The allegations about the University’s practice came last week by the PCRM in a complaint to the U.S. Department of Agriculture. Though the complaint recognizes that the University’s practice is technically legal, it claims that Burney failed to disclose in his request to the University’s Committee on Use and Care of Animals that other, superior testing methods exist for this surgical training. The author of the complaint, Dr. John Pippin, a senior medical and research advisor to the PCRM, asserts that failing to mention the equally sufficient and more humane methods of surgical training could have been illegal.
Since the complaint was filed, the University has responded by questioning the credibility of the PCRM and standing behind the choice of its professor. In a statement, the University described the PCRM as an animal rights group receiving substantial funding from People for the Ethical Treatment of Animals. It also claimed that less than 10 percent of PCRM’s members are physicians. In the light of these criticisms, the University has said that it will leave the decision about whether to continue the practice up to Burney.
That response was insufficient. Though it may not be necessary to turn this situation into an ethical debate about whether it is right to euthanize dogs for the sake of medical training, the University must better justify why it allows this testing. As the PCRM pointed out, the Medical School has an anatomical human mannequin called TramaMan that is capable of simulating real surgery. The Medical School could also use the more traditional option of operating on human cadavers. If the University wishes to condone the ethically questionable use of live animals as training subjects, it should first certify that there are no better alternatives.
Certainly, there could be good reasons the University allows this type of animal testing to occur. For one, operating on live dogs might provide a very different psychological experience compared to operating on a mannequin. But the University hasn’t provided reasons like that. Instead, it has left this weighty decision to one professor and subtly dismissed the PCRM’s concerns as animal rights propaganda.

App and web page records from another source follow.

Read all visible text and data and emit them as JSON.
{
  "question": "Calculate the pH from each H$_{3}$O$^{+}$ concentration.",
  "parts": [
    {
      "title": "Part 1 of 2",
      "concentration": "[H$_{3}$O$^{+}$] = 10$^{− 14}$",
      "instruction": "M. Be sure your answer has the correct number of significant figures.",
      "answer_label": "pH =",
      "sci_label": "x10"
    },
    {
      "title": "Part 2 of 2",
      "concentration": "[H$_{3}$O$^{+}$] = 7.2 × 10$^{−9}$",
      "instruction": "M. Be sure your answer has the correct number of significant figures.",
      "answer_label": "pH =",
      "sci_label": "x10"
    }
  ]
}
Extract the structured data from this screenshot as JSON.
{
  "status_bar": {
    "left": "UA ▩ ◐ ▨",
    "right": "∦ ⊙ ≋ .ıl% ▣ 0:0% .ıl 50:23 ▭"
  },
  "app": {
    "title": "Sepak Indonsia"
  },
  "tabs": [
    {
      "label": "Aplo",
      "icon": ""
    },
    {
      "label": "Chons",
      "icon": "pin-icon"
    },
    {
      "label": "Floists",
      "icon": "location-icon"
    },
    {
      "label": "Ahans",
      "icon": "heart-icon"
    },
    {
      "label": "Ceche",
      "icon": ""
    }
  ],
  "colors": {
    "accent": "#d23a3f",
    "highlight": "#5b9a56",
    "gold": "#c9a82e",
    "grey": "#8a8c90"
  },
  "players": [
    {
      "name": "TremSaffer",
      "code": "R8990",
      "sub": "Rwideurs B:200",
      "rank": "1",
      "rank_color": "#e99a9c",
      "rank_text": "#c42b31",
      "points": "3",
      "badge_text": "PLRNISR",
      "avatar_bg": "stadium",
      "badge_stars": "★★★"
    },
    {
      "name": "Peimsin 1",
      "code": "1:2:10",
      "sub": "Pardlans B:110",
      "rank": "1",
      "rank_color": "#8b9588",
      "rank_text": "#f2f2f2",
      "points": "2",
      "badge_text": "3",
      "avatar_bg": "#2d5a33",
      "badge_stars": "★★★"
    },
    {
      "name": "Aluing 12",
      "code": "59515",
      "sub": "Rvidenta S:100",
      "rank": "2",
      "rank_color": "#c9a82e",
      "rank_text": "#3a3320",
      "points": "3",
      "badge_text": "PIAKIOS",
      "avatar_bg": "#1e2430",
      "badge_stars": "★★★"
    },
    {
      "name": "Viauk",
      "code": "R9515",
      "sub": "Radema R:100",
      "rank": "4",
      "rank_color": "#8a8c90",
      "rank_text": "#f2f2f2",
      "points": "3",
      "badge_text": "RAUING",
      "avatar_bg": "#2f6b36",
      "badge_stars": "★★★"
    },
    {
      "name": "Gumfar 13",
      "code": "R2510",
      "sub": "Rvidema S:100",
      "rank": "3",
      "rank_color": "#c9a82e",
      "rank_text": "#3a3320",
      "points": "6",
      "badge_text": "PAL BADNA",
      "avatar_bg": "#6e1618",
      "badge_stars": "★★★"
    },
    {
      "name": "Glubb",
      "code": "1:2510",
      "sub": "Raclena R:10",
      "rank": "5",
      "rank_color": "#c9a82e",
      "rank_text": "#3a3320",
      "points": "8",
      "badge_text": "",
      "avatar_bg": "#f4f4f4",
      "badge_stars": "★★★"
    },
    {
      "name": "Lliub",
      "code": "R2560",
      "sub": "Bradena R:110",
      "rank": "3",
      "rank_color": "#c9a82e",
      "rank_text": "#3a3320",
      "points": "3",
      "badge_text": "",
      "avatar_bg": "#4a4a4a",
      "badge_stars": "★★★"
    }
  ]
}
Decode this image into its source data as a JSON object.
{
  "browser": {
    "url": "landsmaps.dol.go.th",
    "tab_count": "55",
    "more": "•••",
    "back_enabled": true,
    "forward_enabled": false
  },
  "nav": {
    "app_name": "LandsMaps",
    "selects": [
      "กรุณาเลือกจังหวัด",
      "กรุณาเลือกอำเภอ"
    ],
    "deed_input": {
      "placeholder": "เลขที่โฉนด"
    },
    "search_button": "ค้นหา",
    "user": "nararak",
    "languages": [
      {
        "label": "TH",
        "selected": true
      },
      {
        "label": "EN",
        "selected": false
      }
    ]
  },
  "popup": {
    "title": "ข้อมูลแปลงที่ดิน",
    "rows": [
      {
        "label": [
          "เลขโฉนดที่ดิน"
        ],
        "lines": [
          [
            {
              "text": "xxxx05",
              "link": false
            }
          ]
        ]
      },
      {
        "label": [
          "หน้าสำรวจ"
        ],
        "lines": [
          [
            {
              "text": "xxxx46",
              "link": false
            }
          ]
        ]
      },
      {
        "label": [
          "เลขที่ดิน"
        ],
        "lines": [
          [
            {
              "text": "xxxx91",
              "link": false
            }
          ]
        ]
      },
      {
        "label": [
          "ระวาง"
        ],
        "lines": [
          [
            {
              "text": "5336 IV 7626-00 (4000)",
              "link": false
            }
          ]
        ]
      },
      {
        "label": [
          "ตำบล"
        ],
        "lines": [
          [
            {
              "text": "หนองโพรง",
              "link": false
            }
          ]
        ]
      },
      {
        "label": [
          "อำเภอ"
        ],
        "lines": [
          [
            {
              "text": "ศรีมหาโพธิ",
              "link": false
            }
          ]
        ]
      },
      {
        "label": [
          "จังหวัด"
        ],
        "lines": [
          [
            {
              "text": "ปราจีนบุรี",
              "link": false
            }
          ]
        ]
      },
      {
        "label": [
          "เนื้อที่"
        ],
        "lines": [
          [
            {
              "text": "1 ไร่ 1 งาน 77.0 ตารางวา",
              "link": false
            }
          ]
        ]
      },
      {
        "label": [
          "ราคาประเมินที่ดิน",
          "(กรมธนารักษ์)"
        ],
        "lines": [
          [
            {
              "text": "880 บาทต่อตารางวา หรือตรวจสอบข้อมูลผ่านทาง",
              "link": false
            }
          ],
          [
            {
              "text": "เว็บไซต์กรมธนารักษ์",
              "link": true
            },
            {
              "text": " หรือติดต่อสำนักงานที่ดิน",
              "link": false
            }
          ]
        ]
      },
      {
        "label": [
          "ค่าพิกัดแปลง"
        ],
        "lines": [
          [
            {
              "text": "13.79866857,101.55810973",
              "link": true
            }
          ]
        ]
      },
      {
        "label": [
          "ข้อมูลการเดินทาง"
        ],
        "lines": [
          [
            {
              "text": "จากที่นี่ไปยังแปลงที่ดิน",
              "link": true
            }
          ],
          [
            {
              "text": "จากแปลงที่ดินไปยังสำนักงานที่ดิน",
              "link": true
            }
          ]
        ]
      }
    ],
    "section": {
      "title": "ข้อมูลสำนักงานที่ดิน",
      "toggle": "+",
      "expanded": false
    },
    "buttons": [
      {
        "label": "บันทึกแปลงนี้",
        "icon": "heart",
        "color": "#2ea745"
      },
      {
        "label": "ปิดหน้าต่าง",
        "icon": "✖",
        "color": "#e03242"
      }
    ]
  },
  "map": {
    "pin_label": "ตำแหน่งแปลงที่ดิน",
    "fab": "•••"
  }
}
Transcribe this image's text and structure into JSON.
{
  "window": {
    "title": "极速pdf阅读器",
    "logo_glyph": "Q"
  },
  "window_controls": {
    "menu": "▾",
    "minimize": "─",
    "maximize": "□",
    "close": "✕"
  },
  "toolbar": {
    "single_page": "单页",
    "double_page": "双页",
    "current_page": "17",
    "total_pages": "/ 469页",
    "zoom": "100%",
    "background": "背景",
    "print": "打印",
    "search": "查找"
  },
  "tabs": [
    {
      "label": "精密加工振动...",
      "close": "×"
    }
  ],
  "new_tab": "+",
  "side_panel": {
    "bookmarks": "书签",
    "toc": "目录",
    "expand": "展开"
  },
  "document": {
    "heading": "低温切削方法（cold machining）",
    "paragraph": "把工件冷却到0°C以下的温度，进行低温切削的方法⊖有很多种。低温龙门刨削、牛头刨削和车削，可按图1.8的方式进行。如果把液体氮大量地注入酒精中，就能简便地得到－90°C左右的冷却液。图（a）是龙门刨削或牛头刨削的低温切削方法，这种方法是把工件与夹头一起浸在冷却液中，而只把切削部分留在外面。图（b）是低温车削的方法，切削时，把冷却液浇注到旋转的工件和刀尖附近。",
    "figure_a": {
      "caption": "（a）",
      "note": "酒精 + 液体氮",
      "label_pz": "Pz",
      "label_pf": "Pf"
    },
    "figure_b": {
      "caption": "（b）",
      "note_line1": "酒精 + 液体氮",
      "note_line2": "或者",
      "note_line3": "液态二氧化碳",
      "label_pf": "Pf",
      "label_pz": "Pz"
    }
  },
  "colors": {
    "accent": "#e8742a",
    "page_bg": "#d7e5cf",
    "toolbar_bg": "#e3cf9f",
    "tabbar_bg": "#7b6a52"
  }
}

If the University truly believes that its current method is the only way to train these students, it must demonstrate this — rather than leaving it up to one teacher’s opinion. The University has a clear responsibility to ensure that its practices are both ethical and useful.